* [Work required] Below is a set of entries; give all of them again exactly.

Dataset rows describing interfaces
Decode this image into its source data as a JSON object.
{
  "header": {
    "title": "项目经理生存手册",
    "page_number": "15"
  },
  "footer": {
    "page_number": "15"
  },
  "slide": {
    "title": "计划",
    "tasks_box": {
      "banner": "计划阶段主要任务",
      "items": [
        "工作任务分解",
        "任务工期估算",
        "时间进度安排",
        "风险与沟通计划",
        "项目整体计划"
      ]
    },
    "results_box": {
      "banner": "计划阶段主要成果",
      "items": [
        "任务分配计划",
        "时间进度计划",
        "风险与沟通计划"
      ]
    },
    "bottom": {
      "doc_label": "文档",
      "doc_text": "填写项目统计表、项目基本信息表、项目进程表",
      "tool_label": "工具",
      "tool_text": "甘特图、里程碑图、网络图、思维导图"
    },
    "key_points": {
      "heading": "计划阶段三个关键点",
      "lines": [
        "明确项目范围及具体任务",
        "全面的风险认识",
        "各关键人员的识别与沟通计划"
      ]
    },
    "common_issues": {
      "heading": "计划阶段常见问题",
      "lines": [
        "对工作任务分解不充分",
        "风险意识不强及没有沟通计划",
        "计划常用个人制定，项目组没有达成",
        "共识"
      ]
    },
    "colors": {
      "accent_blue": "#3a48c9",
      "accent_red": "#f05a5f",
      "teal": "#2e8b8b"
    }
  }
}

* [Response to this task]
Decode this image into its source data as a JSON object.
{
  "header": {
    "title": "项目经理生存手册",
    "page_number": "15"
  },
  "footer": {
    "page_number": "15"
  },
  "slide": {
    "title": "计划",
    "tasks_box": {
      "banner": "计划阶段主要任务",
      "items": [
        "工作任务分解",
        "任务工期估算",
        "时间进度安排",
        "风险与沟通计划",
        "项目整体计划"
      ]
    },
    "results_box": {
      "banner": "计划阶段主要成果",
      "items": [
        "任务分配计划",
        "时间进度计划",
        "风险与沟通计划"
      ]
    },
    "bottom": {
      "doc_label": "文档",
      "doc_text": "填写项目统计表、项目基本信息表、项目进程表",
      "tool_label": "工具",
      "tool_text": "甘特图、里程碑图、网络图、思维导图"
    },
    "key_points": {
      "heading": "计划阶段三个关键点",
      "lines": [
        "明确项目范围及具体任务",
        "全面的风险认识",
        "各关键人员的识别与沟通计划"
      ]
    },
    "common_issues": {
      "heading": "计划阶段常见问题",
      "lines": [
        "对工作任务分解不充分",
        "风险意识不强及没有沟通计划",
        "计划常用个人制定，项目组没有达成",
        "共识"
      ]
    },
    "colors": {
      "accent_blue": "#3a48c9",
      "accent_red": "#f05a5f",
      "teal": "#2e8b8b"
    }
  }
}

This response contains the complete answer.